Entry requirements

There are no entry requirements for this module.

This is an OU level 3 module. OU level 3 modules build on study skills and subject knowledge acquired from studies at OU levels 1 and 2. They are intended only for students who have recent experience of higher education in a related subject, preferably with the OU, such as our level 2 module, English in the world (L201).

If you have any doubt about the suitability of the module, please speak to an adviser.

Preparatory work

If you have not studied English in the world (L201), it would be useful to read through The Linguistic Toolkit on the L301 module website and work through the online activities.
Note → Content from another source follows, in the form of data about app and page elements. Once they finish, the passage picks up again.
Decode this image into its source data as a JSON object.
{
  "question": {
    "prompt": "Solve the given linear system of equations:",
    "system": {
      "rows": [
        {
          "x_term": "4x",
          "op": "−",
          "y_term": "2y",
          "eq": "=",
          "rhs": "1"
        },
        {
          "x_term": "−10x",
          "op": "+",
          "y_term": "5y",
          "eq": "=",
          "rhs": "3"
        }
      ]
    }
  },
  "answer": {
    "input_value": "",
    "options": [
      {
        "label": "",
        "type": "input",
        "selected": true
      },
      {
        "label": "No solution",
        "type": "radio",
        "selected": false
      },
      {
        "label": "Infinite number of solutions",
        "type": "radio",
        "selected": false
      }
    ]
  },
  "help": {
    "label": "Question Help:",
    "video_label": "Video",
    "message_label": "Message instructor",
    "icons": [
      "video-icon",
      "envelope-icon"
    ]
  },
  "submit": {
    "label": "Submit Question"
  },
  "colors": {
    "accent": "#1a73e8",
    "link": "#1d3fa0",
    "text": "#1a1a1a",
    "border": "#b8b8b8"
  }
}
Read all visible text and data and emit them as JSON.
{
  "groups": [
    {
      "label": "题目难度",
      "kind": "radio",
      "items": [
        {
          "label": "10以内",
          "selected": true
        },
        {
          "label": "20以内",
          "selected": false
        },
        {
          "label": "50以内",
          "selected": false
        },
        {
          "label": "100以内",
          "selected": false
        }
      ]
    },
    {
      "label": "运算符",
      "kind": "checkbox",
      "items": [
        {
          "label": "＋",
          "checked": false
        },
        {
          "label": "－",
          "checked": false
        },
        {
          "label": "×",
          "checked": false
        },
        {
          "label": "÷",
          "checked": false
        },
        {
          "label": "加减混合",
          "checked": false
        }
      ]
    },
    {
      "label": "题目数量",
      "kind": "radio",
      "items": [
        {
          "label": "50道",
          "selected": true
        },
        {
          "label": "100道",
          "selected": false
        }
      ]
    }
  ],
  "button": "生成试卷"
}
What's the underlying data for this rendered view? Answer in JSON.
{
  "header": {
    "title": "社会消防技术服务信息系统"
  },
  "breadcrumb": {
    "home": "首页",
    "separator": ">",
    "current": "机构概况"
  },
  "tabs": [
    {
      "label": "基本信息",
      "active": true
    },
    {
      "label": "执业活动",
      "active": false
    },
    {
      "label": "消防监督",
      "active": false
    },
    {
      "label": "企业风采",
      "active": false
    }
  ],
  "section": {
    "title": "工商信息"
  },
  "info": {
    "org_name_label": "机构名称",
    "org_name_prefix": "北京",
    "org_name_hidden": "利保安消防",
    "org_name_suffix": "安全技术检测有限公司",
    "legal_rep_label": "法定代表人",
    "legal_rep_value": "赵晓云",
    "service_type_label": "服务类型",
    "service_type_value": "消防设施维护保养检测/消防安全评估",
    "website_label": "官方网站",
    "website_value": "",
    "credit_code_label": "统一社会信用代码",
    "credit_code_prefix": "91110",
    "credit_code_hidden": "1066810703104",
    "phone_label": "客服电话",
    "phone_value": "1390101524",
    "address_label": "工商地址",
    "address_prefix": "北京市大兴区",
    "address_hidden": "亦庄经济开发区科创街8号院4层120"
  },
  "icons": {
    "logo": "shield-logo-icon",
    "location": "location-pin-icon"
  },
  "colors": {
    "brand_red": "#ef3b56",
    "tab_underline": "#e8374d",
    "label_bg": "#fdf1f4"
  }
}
You will be able to access the module website after you have registered.

You could also get a head start on the module by reading the Set Books:

  • Tom’s Midnight Garden by Philippa Pearce
  • Roll of Thunder Hear My Cry by Mildred Taylor
  • Holes by Louis Sachar
  • Tender Earth by Sita Brahmachari
  • Julian is a Mermaid by Jessica Love (Picturebook)
  • It’s a No Money Day by Kate Milner (Picturebook)

What's included

You’ll learn through a mix of print and online materials. You'll have access to a module website, which includes:

  • a week-by-week study planner
  • course-specific module materials
  • audio and video content
  • assessment materials
  • access to student and tutor group forums.

Where possible, the materials are also available in other formats – which may include PDF, EPUB, interactive ebook (EPUB3), Kindle ebook and Microsoft Word – to enable you to study on the move.

You’ll also receive four printed books – one book for each block of study.

Computing requirements

You’ll need broadband internet access and a desktop or laptop computer with an up-to-date version of Windows (10 or 11), or macOS (11 'Big Sur' or higher).

This module includes the optional use of specialist text analysis software called AntConc. You’ll be given detailed instructions as to how to download and use this software.

To join in spoken conversations in tutorials, we recommend a wired headset (headphones/earphones with a built-in microphone).

Our module websites comply with web standards, and any modern browser is suitable for most activities.

Our OU Study mobile app will operate on all current, supported versions of Android and iOS. It’s not available on Kindle.

It’s also possible to access some module materials on a mobile phone, tablet device or Chromebook. However, as you may be asked to install additional software or use certain applications, you’ll also require a desktop or laptop as described above.

Teaching and assessment

Support from your tutor

Throughout your module studies, you’ll get help and support from your assigned module tutor. They’ll help you by:

  • Marking your assignments (TMAs) and providing detailed feedback for you to improve.
  • Guiding you to additional learning resources.
  • Providing individual guidance, whether that’s for general study skills or specific module content.
  • Facilitating online discussions between your fellow students, in the dedicated module and tutor group forums (some of these discussions feed into your TMAs but they aren’t compulsory).

Module tutors also run online tutorials throughout the module. Where possible, recordings of online tutorials will be made available to students. While these tutorials won’t be compulsory for you to complete the module, you’re strongly encouraged to take part.

Contact us if you want to know more about study with The Open University before you register.


The assessment details for this module can be found in the facts box above.

You must use the online eTMA system to submit your tutor-marked assignments (TMAs).

If you have a disability

The OU strives to make all aspects of study accessible to everyone and this Accessibility Statement outlines what studying L301 involves. You should use this information to inform your study preparations and any discussions with us about how we can meet your needs.

Future availability

Language, literature and childhood starts once a year – in October.

This page describes the module that will start in October 2023. We expect it to start for the last time in October 2032.

Course work includes:

4 Tutor-marked assignments (TMAs)
End-of-module assessment
No residential school